Opinion Article16 October 2018

Food for thought: The real future of direct bookings

By Martin Soler, Partner at Soler & Associates

share this article
1 minComments
Soler

The 50th edition in a bit under 24 month. Thanks for holding up this long :-). This one is about Direct Bookings, not planned that way but that's just the way things turned out after going through the recent news. Hope you enjoy it. Best, Martin. PS: If you're executive level, don't forget to sign-up for Tell Trends.

Advertisements

Food for thought.

The obsession of Direct Bookings

Direct revenue has unfortunately become a way to get attention in the hotel marketing world. The problem with such buzzwords being used and abused is that in the long run it is like conspiracy theories, all one needs to do it say the words and suddenly it isn't credible anymore. Yet there is inherent value retaining control and a fair share of direct bookings. The most recent debate of should hotel obsess about direct or not is really splitting hairs. Hoteliers should obsess about having a healthy distribution mix. That means a fair share of direct, OTAs and other channels. Too much direct is as risky as too much OTAs. It may look better short term as one believes one makes more profit, but long term one will soon notice how demand just doesn't match or become too expensive. To the defence of those campaigning for more direct, there is more often a lack than an abundance of direct revenue.

TO OBSESS or NOT TO OBSESS

Brand-jacking on Google is about to grow

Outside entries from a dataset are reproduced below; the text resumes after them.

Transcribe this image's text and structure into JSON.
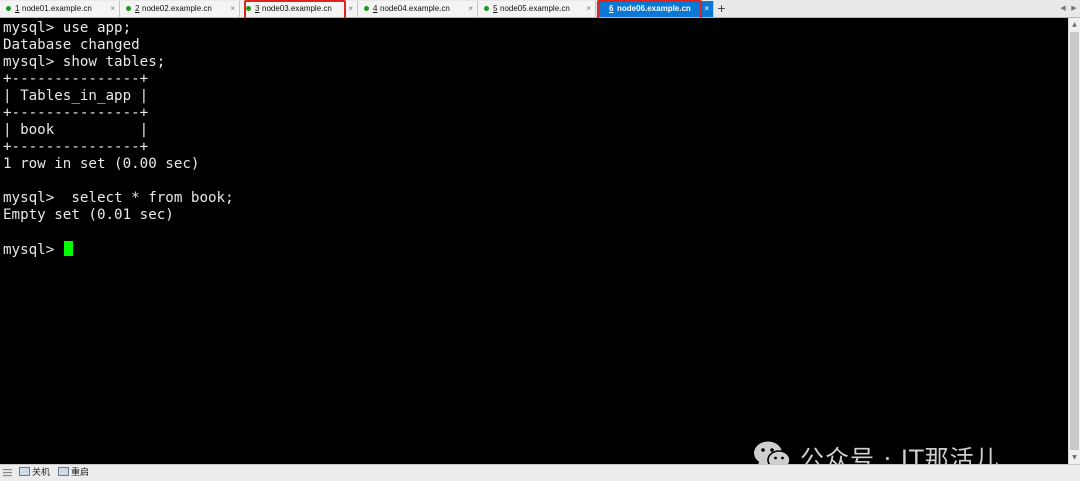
{
  "tabs": [
    {
      "num": "1",
      "name": "node01.example.cn",
      "dot_color": "#1a9b1a",
      "active": false
    },
    {
      "num": "2",
      "name": "node02.example.cn",
      "dot_color": "#1a9b1a",
      "active": false
    },
    {
      "num": "3",
      "name": "node03.example.cn",
      "dot_color": "#1a9b1a",
      "active": false
    },
    {
      "num": "4",
      "name": "node04.example.cn",
      "dot_color": "#1a9b1a",
      "active": false
    },
    {
      "num": "5",
      "name": "node05.example.cn",
      "dot_color": "#1a9b1a",
      "active": false
    },
    {
      "num": "6",
      "name": "node06.example.cn",
      "active": true
    }
  ],
  "tab_close_glyph": "×",
  "add_tab_glyph": "+",
  "terminal": {
    "lines": [
      "mysql> use app;",
      "Database changed",
      "mysql> show tables;",
      "+---------------+",
      "| Tables_in_app |",
      "+---------------+",
      "| book          |",
      "+---------------+",
      "1 row in set (0.00 sec)",
      "",
      "mysql>  select * from book;",
      "Empty set (0.01 sec)",
      "",
      "mysql> "
    ],
    "cursor_color": "#00ff00",
    "text_color": "#e8e8e8",
    "background": "#000000"
  },
  "highlight_color": "#e0231f",
  "active_tab_color": "#0a78d4",
  "watermark": {
    "text": "公众号 · IT那活儿",
    "icon": "wechat-icon"
  },
  "statusbar": {
    "shutdown_label": "关机",
    "restart_label": "重启",
    "icons": [
      "grip-icon",
      "shutdown-icon",
      "restart-icon"
    ]
  }
}
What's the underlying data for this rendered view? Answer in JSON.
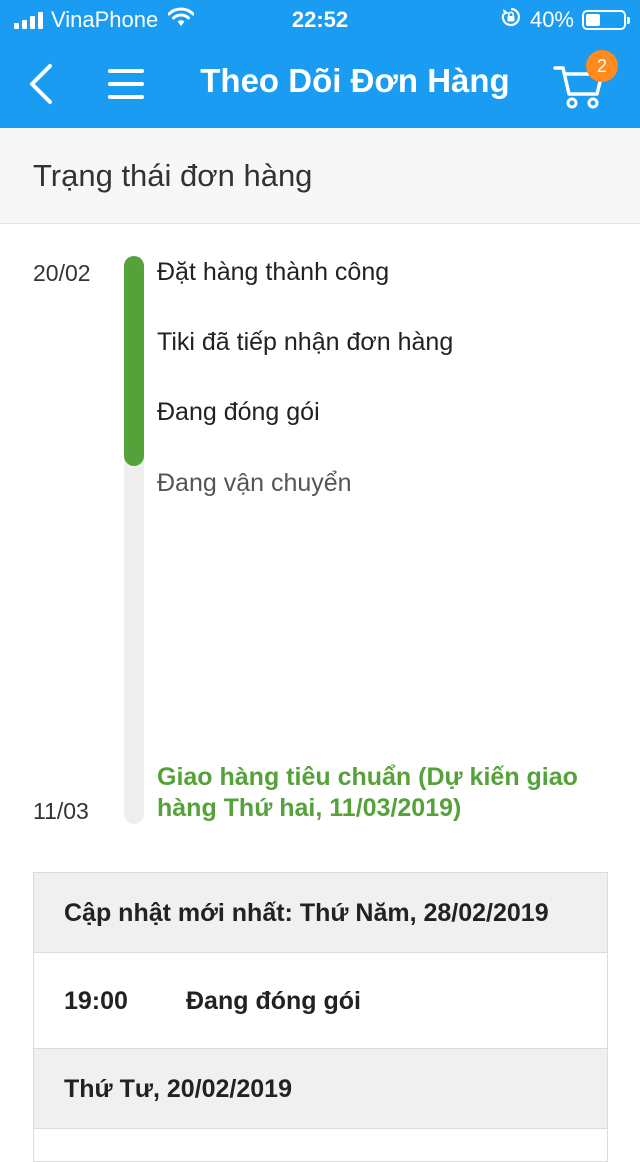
{
  "status_bar": {
    "carrier": "VinaPhone",
    "time": "22:52",
    "battery": "40%",
    "battery_level": 0.4
  },
  "nav": {
    "title": "Theo Dõi Đơn Hàng",
    "cart_count": "2"
  },
  "section": {
    "title": "Trạng thái đơn hàng"
  },
  "timeline": {
    "start_date": "20/02",
    "end_date": "11/03",
    "steps": [
      {
        "label": "Đặt hàng thành công",
        "done": true
      },
      {
        "label": "Tiki đã tiếp nhận đơn hàng",
        "done": true
      },
      {
        "label": "Đang đóng gói",
        "done": true
      },
      {
        "label": "Đang vận chuyển",
        "done": false
      }
    ],
    "delivery": "Giao hàng tiêu chuẩn (Dự kiến giao hàng Thứ hai, 11/03/2019)",
    "progress_color": "#56a23a"
  },
  "updates": {
    "latest_header": "Cập nhật mới nhất: Thứ Năm, 28/02/2019",
    "rows": [
      {
        "time": "19:00",
        "event": "Đang đóng gói"
      }
    ],
    "date_header": "Thứ Tư, 20/02/2019"
  },
  "colors": {
    "header_blue": "#1a9cf2",
    "badge_orange": "#ff8a1e",
    "accent_green": "#56a23a"
  }
}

Google recently changed their trademark policy and it's not good news. In short, anyone who is somewhat affiliated with selling a hotel's rooms is now allowed to advertise on the hotel's name. And for those who know, protecting one's brand is the single most efficient way to ensure direct revenue. This concept that one needs to pay to protect one's brand is one pretty much created by Google and which has become a tremendous cash cow. Imagine having to pay to keep your front door from being taxed by third parties, that's pretty much what you're doing. But until now there have been some safety measures one could take to ensure things didn't go out of control. It seems even that party is soon over.

NEW GOOGLE TRADEMARK POLICY

The long game for Direct Revenue

We can grow direct revenue. We can even guarantee that direct revenue will work on the long run, but it wont be through hacks and quick fix solutions. Despite the apparent "huge success" of direct booking solutions and increasing costs of advertising. Having looked at the numbers for hundreds of hotels, direct revenue in the independent hotel space is declining. The long game isn't a battle for price parity, suing OTAs for last room clauses etc. The long game educating guests and travelers to always check direct before booking. It's one that every branded or independent hotel can get with. One where we need to create a "Got Milk?" campaign for the entire industry and work on for years. Retail industry failed at doing just that and so Amazon and other major players are taking up the slack. If the hotel industry actually sat down and built a concerted global campaign in some years, direct would retain it's market share.

HAS DIRECT BOOKING REACHED PEAK?

Tell Trends, more insights

Tell Trends will ship shortly. It's going to have much more insights than this newsletter from more experts who don't just have opinions, they have expertise in their domains. They can see where the industry is going and what is coming next. It's a paid news magazine that will be delivered online and off-line. If you're looking to see what is really happening in the hotel marketing and tech industry, it might be for you.

SIGN UP FOR EARLY ACCESS

Martin Soler

With a background in marketing, Martin turned to the hotel industry, having become a GM for boutique hotels he then went on to become a founding staff and later VP Marketing of one of the leading hotel marketing agencies in Europe. He then joined the team of SnapShot as the CMO and helped define how hotel technology companies market themselves in the 21st century.

    More from Martin Soler
    Contact
    Martin Soler
      Advertisements